If you have questions about using CSN resources for something that may be perceived as person or financial interest, please take of a copy of the section from the Board of Regents Handbook, Title 4, Chapter 1, Section 25 to your supervisor and discuss the issue. If questions or doubts still exist, please refer your question up the chain of command to your director, department head, dean, or VP. If you are not comfortable using that chain of command or have reasons to suspect someone in that chain of being involved with or associated with someone who is misusing CSN resources, please contact CSN internal audit.
Cash handling is always interesting to auditors. Here are a few of the requirements for handling cash at CSN:
1. Safeguarding revenue and receipts prior to official deposit is the responsibility of the department.

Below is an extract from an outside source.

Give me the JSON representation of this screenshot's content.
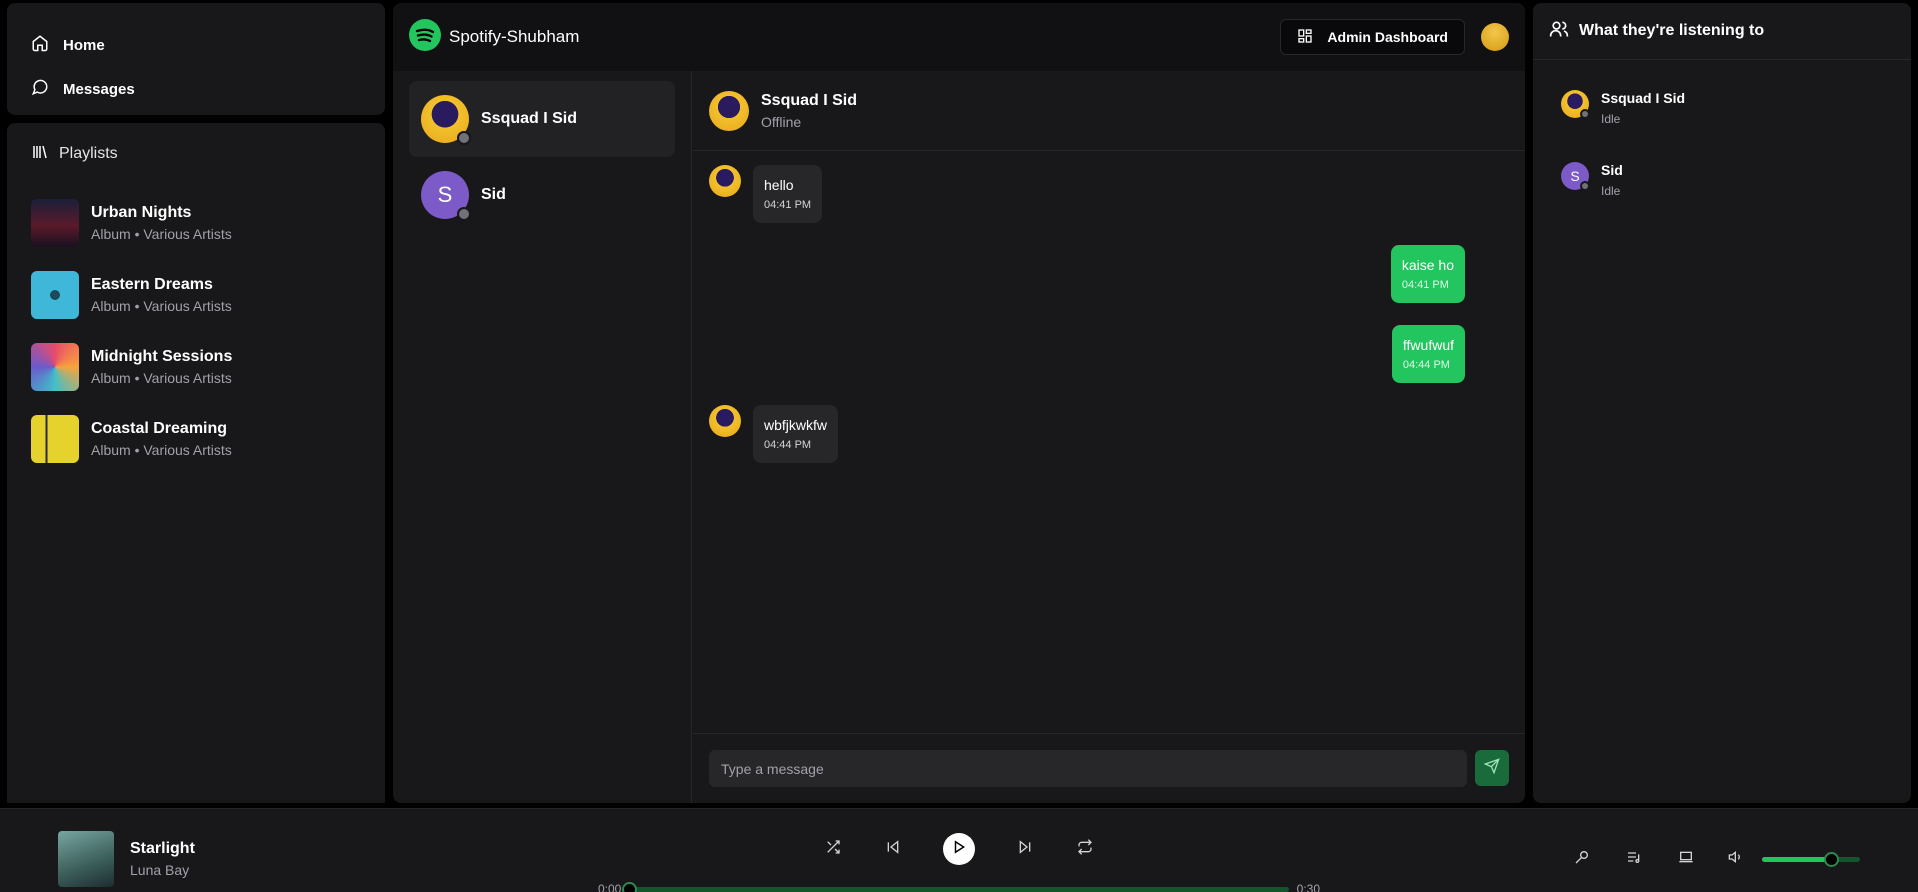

2. In every department a minimum two individuals divide the responsibilities of the management of receipting, depositing and handling of all cash in every department.
3. At no time should a student worker be used for primary cash accountability responsibilities.
4. Student workers may collect payments under the supervision and accountability of a full time permanent staff member.
5. Student workers may make departmental deposits if someone other than the student verified and filled out the deposit form to take to a Cashier’s Office. The student worker should ensure the amounts indicated on the departmental deposit are balanced against actual deposit items.
6. The function of handling or collecting cash should always be separated from the recording of cash in any type of official receipting performed by the department.
7. All deposits must be counted once by a departmental Cash Custodian and once by another individual to ensure the accuracy of the deposit before it is hand delivered to the Cashier’s Office for deposit.
8. Only authorized personnel are permitted to handle cash and must have attended mandatory cash handling training.
9. Each department head or Cash Custodian must maintain a listing of all employees (including students) who are performing cash handling duties.
10. All checks and money orders will be restrictively endorsed immediately upon receipt to the Board of Regents, College of Southern Nevada including CSN’s account number and bank name among other information.
11. CSN’s internal auditors can audit any department’s cash handling without advance notice.
12. For further guidance on cash handling, see the Cash and Payment Handling Operations Policies and Procedures document available at http://www.csn.edu/pages/1722.asp.
Be familiar with all of the policies, procedures, laws and regulations governing your job at CSN. These may include the following:
- State of Nevada Administrative Code.
- The Nevada System of Higher Education Handbook.
- CSN’s Policies and Procedures.
- Your Department’s Policies, Procedures, Guidelines and Operating Practices.
Ask your supervisor, manager, director, chair, dean and others if you have questions.